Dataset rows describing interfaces
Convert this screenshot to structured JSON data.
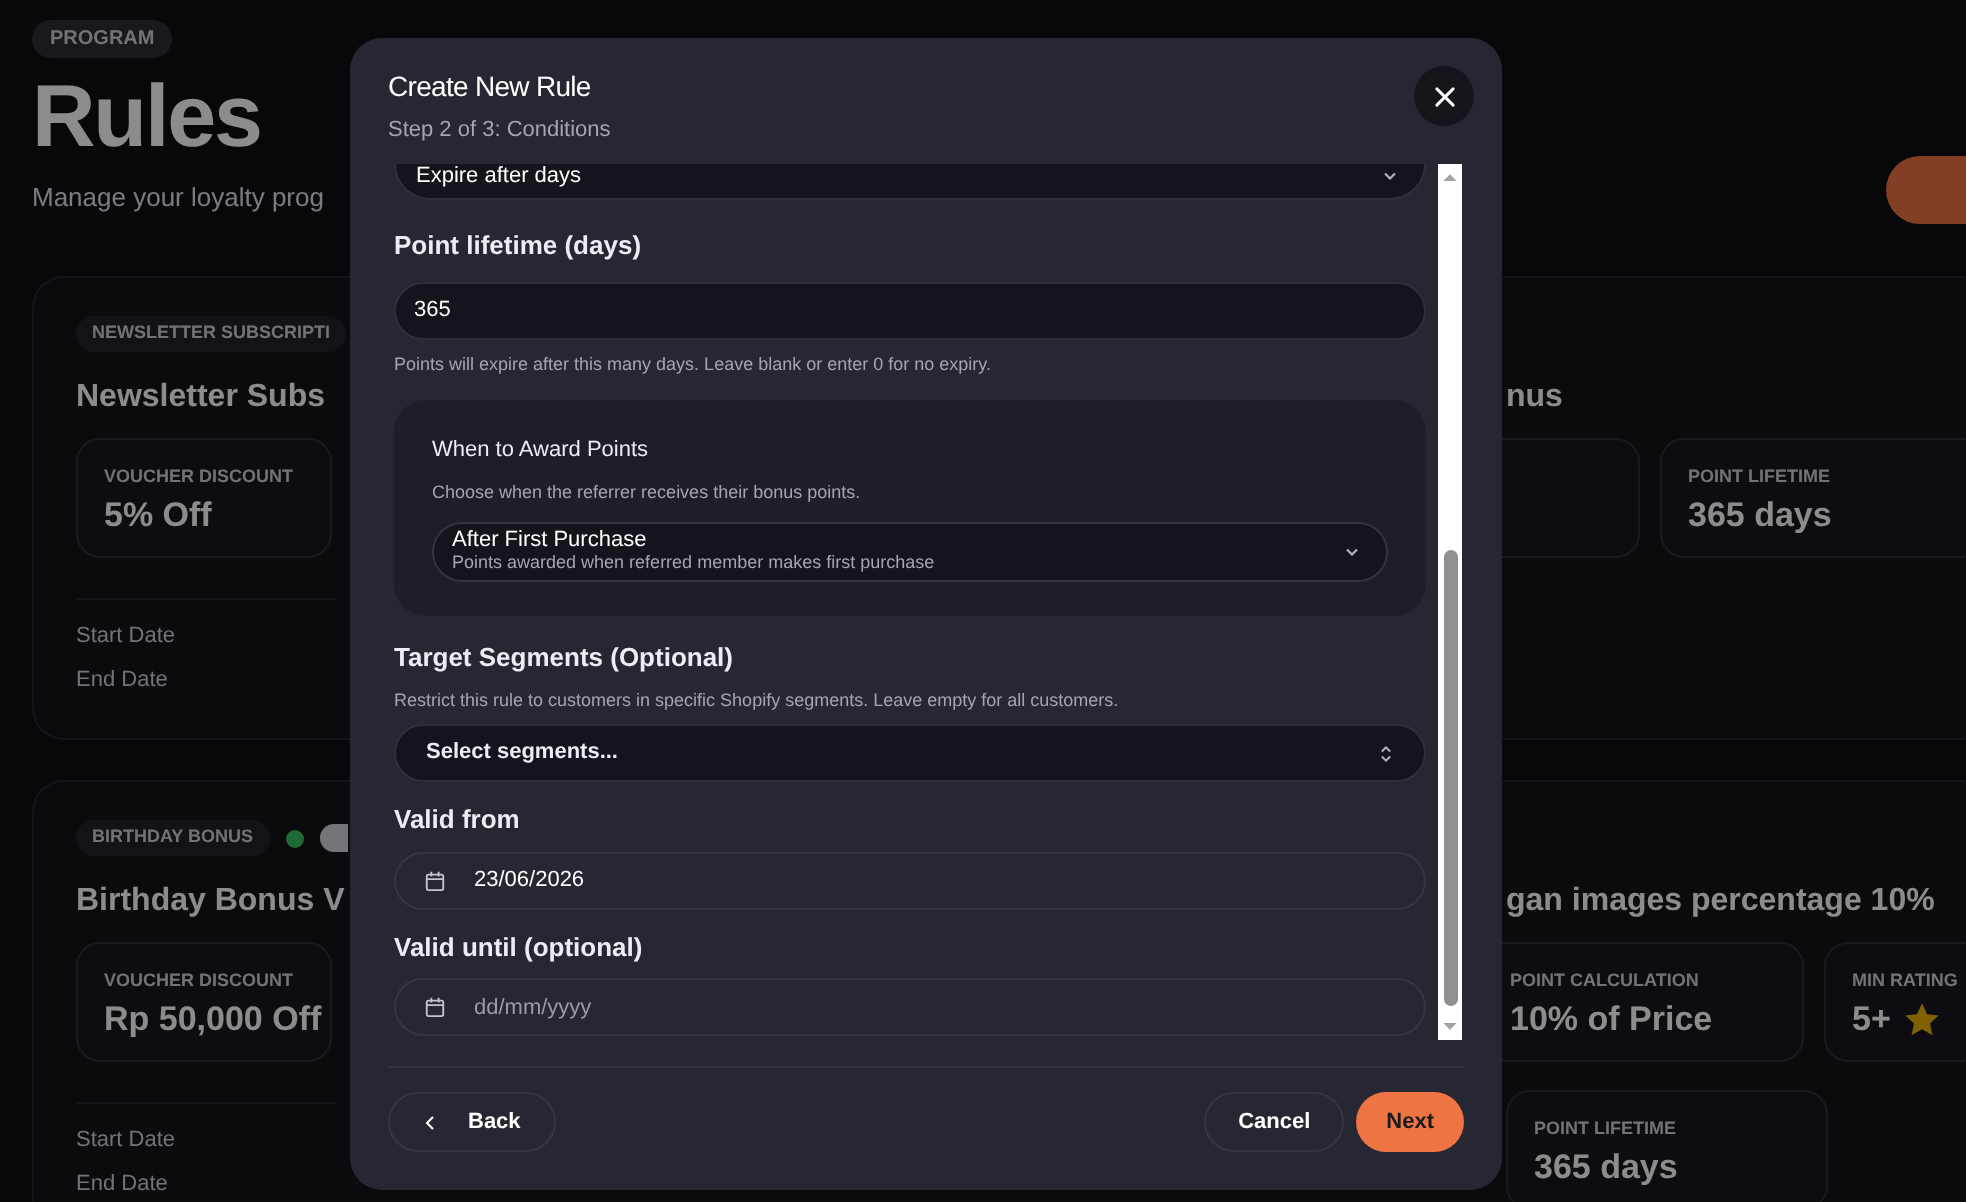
{
  "page": {
    "eyebrow": "PROGRAM",
    "title": "Rules",
    "subtitle": "Manage your loyalty prog"
  },
  "rule_cards": [
    {
      "tag": "NEWSLETTER SUBSCRIPTI",
      "title_left": "Newsletter Subs",
      "title_right": "nus",
      "stats": [
        {
          "kind": "stat",
          "label": "VOUCHER DISCOUNT",
          "value": "5% Off"
        },
        {
          "kind": "blank"
        },
        {
          "kind": "blank"
        },
        {
          "kind": "stat",
          "label": "POINT LIFETIME",
          "value": "365 days"
        }
      ],
      "dates": [
        "Start Date",
        "End Date"
      ]
    },
    {
      "tag": "BIRTHDAY BONUS",
      "color": "#1f6b35",
      "title_left": "Birthday Bonus V",
      "title_right": "gan images percentage 10%",
      "stats": [
        {
          "kind": "stat",
          "label": "VOUCHER DISCOUNT",
          "value": "Rp 50,000 Off"
        },
        {
          "kind": "gap"
        },
        {
          "kind": "stat",
          "label": "POINT CALCULATION",
          "value": "10% of Price"
        },
        {
          "kind": "rating",
          "label": "MIN RATING",
          "value": "5+"
        }
      ],
      "stats_row2": [
        {
          "kind": "stat",
          "label": "POINT LIFETIME",
          "value": "365 days"
        }
      ],
      "dates": [
        "Start Date",
        "End Date"
      ]
    }
  ],
  "modal": {
    "title": "Create New Rule",
    "subtitle": "Step 2 of 3: Conditions",
    "expiry_select": {
      "value": "Expire after days"
    },
    "lifetime": {
      "label": "Point lifetime (days)",
      "value": "365",
      "help": "Points will expire after this many days. Leave blank or enter 0 for no expiry."
    },
    "award": {
      "title": "When to Award Points",
      "description": "Choose when the referrer receives their bonus points.",
      "value": "After First Purchase",
      "value_description": "Points awarded when referred member makes first purchase"
    },
    "segments": {
      "label": "Target Segments (Optional)",
      "help": "Restrict this rule to customers in specific Shopify segments. Leave empty for all customers.",
      "placeholder": "Select segments..."
    },
    "valid_from": {
      "label": "Valid from",
      "value": "23/06/2026"
    },
    "valid_until": {
      "label": "Valid until (optional)",
      "placeholder": "dd/mm/yyyy"
    },
    "buttons": {
      "back": "Back",
      "cancel": "Cancel",
      "next": "Next"
    }
  }
}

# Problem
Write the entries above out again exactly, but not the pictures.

# Solution
Convert this screenshot to structured JSON data.
{
  "page": {
    "eyebrow": "PROGRAM",
    "title": "Rules",
    "subtitle": "Manage your loyalty prog"
  },
  "rule_cards": [
    {
      "tag": "NEWSLETTER SUBSCRIPTI",
      "title_left": "Newsletter Subs",
      "title_right": "nus",
      "stats": [
        {
          "kind": "stat",
          "label": "VOUCHER DISCOUNT",
          "value": "5% Off"
        },
        {
          "kind": "blank"
        },
        {
          "kind": "blank"
        },
        {
          "kind": "stat",
          "label": "POINT LIFETIME",
          "value": "365 days"
        }
      ],
      "dates": [
        "Start Date",
        "End Date"
      ]
    },
    {
      "tag": "BIRTHDAY BONUS",
      "color": "#1f6b35",
      "title_left": "Birthday Bonus V",
      "title_right": "gan images percentage 10%",
      "stats": [
        {
          "kind": "stat",
          "label": "VOUCHER DISCOUNT",
          "value": "Rp 50,000 Off"
        },
        {
          "kind": "gap"
        },
        {
          "kind": "stat",
          "label": "POINT CALCULATION",
          "value": "10% of Price"
        },
        {
          "kind": "rating",
          "label": "MIN RATING",
          "value": "5+"
        }
      ],
      "stats_row2": [
        {
          "kind": "stat",
          "label": "POINT LIFETIME",
          "value": "365 days"
        }
      ],
      "dates": [
        "Start Date",
        "End Date"
      ]
    }
  ],
  "modal": {
    "title": "Create New Rule",
    "subtitle": "Step 2 of 3: Conditions",
    "expiry_select": {
      "value": "Expire after days"
    },
    "lifetime": {
      "label": "Point lifetime (days)",
      "value": "365",
      "help": "Points will expire after this many days. Leave blank or enter 0 for no expiry."
    },
    "award": {
      "title": "When to Award Points",
      "description": "Choose when the referrer receives their bonus points.",
      "value": "After First Purchase",
      "value_description": "Points awarded when referred member makes first purchase"
    },
    "segments": {
      "label": "Target Segments (Optional)",
      "help": "Restrict this rule to customers in specific Shopify segments. Leave empty for all customers.",
      "placeholder": "Select segments..."
    },
    "valid_from": {
      "label": "Valid from",
      "value": "23/06/2026"
    },
    "valid_until": {
      "label": "Valid until (optional)",
      "placeholder": "dd/mm/yyyy"
    },
    "buttons": {
      "back": "Back",
      "cancel": "Cancel",
      "next": "Next"
    }
  }
}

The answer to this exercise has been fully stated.